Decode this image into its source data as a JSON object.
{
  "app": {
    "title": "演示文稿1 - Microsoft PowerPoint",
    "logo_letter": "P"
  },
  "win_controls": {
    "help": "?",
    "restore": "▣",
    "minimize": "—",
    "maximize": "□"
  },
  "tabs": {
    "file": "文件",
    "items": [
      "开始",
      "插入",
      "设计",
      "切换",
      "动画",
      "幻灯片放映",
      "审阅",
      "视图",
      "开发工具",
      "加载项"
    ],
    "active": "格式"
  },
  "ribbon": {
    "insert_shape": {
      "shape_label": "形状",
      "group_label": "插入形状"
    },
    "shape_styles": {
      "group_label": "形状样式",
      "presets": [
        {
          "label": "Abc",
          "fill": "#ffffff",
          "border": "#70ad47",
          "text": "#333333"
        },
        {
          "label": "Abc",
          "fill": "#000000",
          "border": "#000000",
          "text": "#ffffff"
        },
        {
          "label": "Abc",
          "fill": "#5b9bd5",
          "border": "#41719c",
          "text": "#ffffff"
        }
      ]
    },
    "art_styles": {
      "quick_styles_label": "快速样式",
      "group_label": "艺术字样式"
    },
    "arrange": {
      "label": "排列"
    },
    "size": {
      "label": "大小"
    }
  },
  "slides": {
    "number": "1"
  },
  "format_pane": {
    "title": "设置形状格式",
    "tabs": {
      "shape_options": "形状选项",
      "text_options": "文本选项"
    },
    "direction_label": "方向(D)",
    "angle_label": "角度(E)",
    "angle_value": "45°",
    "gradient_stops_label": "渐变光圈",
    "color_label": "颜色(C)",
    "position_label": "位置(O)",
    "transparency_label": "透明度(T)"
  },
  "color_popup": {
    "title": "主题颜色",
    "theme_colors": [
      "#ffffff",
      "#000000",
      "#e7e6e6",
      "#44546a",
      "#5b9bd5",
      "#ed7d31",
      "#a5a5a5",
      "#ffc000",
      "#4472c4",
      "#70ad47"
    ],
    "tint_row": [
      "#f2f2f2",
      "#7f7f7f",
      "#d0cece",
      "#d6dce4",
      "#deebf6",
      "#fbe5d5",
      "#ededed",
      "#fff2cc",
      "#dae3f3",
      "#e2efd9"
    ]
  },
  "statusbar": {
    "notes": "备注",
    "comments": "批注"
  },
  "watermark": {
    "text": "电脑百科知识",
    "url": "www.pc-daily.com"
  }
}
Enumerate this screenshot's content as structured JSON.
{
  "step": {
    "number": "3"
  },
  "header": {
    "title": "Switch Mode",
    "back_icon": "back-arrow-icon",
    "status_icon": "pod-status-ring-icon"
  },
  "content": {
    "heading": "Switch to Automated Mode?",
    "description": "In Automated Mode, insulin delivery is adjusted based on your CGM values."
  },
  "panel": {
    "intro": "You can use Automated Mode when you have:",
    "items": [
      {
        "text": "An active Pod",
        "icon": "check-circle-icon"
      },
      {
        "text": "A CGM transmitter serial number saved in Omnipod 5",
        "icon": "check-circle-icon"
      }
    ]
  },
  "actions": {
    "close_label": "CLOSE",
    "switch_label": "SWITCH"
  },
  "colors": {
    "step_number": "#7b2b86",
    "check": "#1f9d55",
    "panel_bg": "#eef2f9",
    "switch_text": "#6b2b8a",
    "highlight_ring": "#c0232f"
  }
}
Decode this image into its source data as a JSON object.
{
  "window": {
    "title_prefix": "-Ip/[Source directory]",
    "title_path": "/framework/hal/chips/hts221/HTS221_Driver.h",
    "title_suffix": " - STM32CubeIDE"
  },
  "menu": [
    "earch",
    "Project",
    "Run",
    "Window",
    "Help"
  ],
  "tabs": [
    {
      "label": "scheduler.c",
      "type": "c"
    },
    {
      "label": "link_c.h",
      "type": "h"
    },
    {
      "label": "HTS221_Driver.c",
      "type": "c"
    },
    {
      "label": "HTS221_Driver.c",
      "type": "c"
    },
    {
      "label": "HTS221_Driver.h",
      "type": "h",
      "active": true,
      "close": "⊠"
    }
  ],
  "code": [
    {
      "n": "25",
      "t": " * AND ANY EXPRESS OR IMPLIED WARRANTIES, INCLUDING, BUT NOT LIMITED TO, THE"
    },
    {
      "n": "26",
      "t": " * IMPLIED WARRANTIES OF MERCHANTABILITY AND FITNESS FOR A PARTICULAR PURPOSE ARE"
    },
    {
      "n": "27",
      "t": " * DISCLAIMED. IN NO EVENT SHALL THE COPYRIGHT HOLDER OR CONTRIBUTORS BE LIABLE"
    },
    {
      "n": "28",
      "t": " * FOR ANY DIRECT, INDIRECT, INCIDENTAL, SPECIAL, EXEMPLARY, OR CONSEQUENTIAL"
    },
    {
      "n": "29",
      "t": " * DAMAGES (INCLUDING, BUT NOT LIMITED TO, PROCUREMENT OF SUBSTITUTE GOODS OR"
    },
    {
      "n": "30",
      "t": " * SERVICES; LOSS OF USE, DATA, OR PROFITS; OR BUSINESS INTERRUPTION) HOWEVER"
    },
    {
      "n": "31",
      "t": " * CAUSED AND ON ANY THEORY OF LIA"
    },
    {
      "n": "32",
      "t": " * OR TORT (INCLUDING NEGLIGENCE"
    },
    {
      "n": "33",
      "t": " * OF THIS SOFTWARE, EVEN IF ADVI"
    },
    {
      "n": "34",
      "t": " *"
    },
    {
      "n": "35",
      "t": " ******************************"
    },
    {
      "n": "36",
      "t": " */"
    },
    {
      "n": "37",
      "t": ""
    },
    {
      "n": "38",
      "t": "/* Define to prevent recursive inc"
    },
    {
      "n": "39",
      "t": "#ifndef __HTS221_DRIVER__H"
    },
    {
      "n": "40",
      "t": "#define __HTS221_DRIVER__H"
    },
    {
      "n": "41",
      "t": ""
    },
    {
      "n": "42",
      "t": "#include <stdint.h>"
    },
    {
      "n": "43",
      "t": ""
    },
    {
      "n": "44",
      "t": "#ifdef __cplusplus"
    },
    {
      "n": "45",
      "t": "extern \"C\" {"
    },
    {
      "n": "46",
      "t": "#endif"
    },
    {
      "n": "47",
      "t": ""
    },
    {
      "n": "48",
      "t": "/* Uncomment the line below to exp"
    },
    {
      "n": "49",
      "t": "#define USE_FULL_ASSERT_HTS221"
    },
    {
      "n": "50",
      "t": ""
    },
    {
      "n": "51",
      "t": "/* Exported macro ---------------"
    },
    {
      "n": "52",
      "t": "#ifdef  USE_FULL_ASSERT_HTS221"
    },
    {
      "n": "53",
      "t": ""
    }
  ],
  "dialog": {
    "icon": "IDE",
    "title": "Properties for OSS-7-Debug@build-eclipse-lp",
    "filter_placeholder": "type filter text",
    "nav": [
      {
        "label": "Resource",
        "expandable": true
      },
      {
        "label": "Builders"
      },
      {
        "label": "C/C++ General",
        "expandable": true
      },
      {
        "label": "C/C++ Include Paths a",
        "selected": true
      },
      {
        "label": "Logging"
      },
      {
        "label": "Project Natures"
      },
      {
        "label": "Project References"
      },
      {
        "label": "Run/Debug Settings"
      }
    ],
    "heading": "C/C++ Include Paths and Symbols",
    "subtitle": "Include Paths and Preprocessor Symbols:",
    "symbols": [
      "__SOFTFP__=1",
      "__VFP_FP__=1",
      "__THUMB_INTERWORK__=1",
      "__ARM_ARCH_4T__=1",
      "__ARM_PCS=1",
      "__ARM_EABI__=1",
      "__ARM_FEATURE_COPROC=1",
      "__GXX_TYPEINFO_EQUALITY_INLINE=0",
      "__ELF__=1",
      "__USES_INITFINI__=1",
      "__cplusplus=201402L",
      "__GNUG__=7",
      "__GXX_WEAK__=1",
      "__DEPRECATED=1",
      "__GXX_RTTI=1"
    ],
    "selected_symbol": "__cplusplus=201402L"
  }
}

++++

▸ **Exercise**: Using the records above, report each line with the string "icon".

▸ **Solution to this exercise**:
    "back_icon": "back-arrow-icon",
    "status_icon": "pod-status-ring-icon"
        "icon": "check-circle-icon"
        "icon": "check-circle-icon"
    "icon": "IDE",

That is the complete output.